In general, this world needs more love. Love yourself, love your family, love your god. It doesn't matter what. In specific, a few people clearly need to get laid more often also.
Posted by I Dive At Night at 4:17 pm
Monday, October 02, 2006
It's almost counter intuitive. But blogspace has some good people. On the internet we can all be whomever we wish. We can act, do, say as we please. And yet, there's still tons and tons of people who choose to be good.
Thanks for the kind words and comments lately! As a lonely traveller (soon to be homebound!) who's been on the road a LONG LONG time, it's nice to have a place to go and "meet" good people.
Just a quick thought.
Posted by I Dive At Night at 8:13 pm
I don't mean to brag, but I feel this is blog-worthy, because today I became a Professional Scuba Diver!!!
After just over 11 months of diving, 80 dives and 7 other courses I just had an instructor sign off on completion of my PADI Divemaster course. I'm now a professional recreational scuba diver. A PADI Divemaster. :-)

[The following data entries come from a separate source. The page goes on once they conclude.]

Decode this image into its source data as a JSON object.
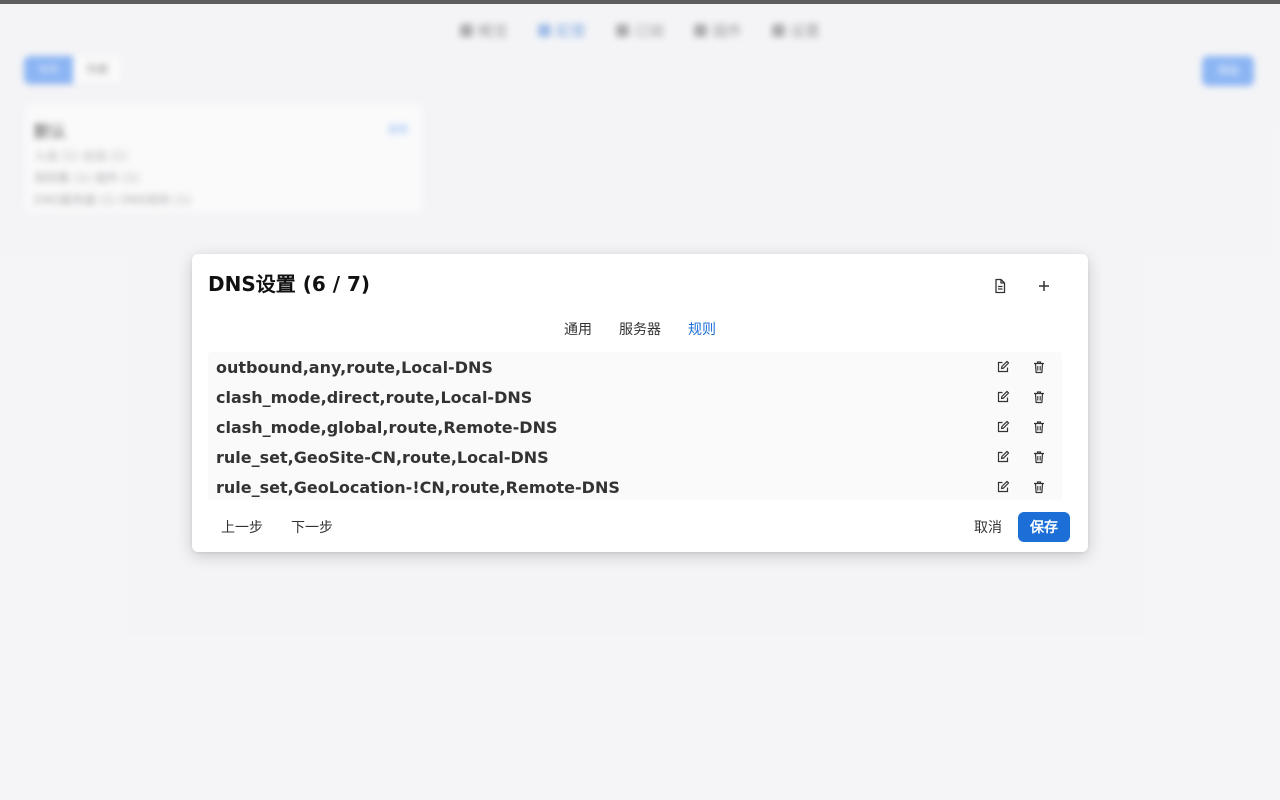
{
  "background": {
    "nav": [
      {
        "label": "概览",
        "icon": "overview-icon"
      },
      {
        "label": "配置",
        "icon": "profiles-icon",
        "active": true
      },
      {
        "label": "订阅",
        "icon": "subscriptions-icon"
      },
      {
        "label": "插件",
        "icon": "plugins-icon"
      },
      {
        "label": "设置",
        "icon": "settings-icon"
      }
    ],
    "view_toggle": [
      "卡片",
      "列表"
    ],
    "action_button": "添加",
    "card": {
      "title": "默认",
      "tag": "使用",
      "lines": [
        "入站 (1) 出站 (1)",
        "规则集 (1) 插件 (1)",
        "DNS服务器 (1) DNS规则 (1)"
      ]
    }
  },
  "modal": {
    "title": "DNS设置 (6 / 7)",
    "tabs": [
      "通用",
      "服务器",
      "规则"
    ],
    "active_tab": "规则",
    "rules": [
      "outbound,any,route,Local-DNS",
      "clash_mode,direct,route,Local-DNS",
      "clash_mode,global,route,Remote-DNS",
      "rule_set,GeoSite-CN,route,Local-DNS",
      "rule_set,GeoLocation-!CN,route,Remote-DNS"
    ],
    "footer": {
      "prev": "上一步",
      "next": "下一步",
      "cancel": "取消",
      "save": "保存"
    }
  },
  "colors": {
    "accent": "#1d6fd8",
    "background": "#f5f5f7",
    "surface": "#ffffff"
  }
}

A year ago I took up diving, nearly 25 deparate years after first wanting to. My dad did his open water course when I was 8 years old, and by the time I was 9 I had duplicated most of the exercises he was taught, under his guidance, in my grandparents' pool. Ever since then I wanted to dive, but it was only last year that I finally got certified and did my first open water dives.
I was taught by an amazing group of people during a dedicated diving vacation to the Mediterranean island of Malta. And I instantly fell in love. In love not just with diving, but the whole culture, community, and lifestyle.
I watched what was going on around me and realized I was doing something seriously wrong in my own life! I was (am) an engineering professional who in spite of years of experience and sacrifice still didn't have job satisfaction, job security, or (critically) financial independen$e. After a short time watching my instructors cavort and talk amongst themselves I realized that they had ample job satisfaction, and limitless job security. They can travel the world at will to teach on whatever tropical paradise they desire. The only complaint... no financial independence. But who has that???
So I set as a personal goal to achieve my first professional level within a year. And in just 48 weeks I've done it.
There are multiple morals to this story. First, you can do whatever you set your mind to! Second, job satisfaction is more important than remuneration. And lastly, I haven't had to pay to go scuba diving for months now!!!
My training to be a divemaster has been an internship, meaning I've been working as a divemaster. And that means lots and lots of scuba diving at no charge. No charge for air, no charges for equipment, etc.. The next goal is go diving and come back cash ahead! Hopefully this goal will eventually lead to divemastering paying for instructor training and being an instructor paying for all life's little needs.
Dive for work, work to eat, eat to live, live to dive.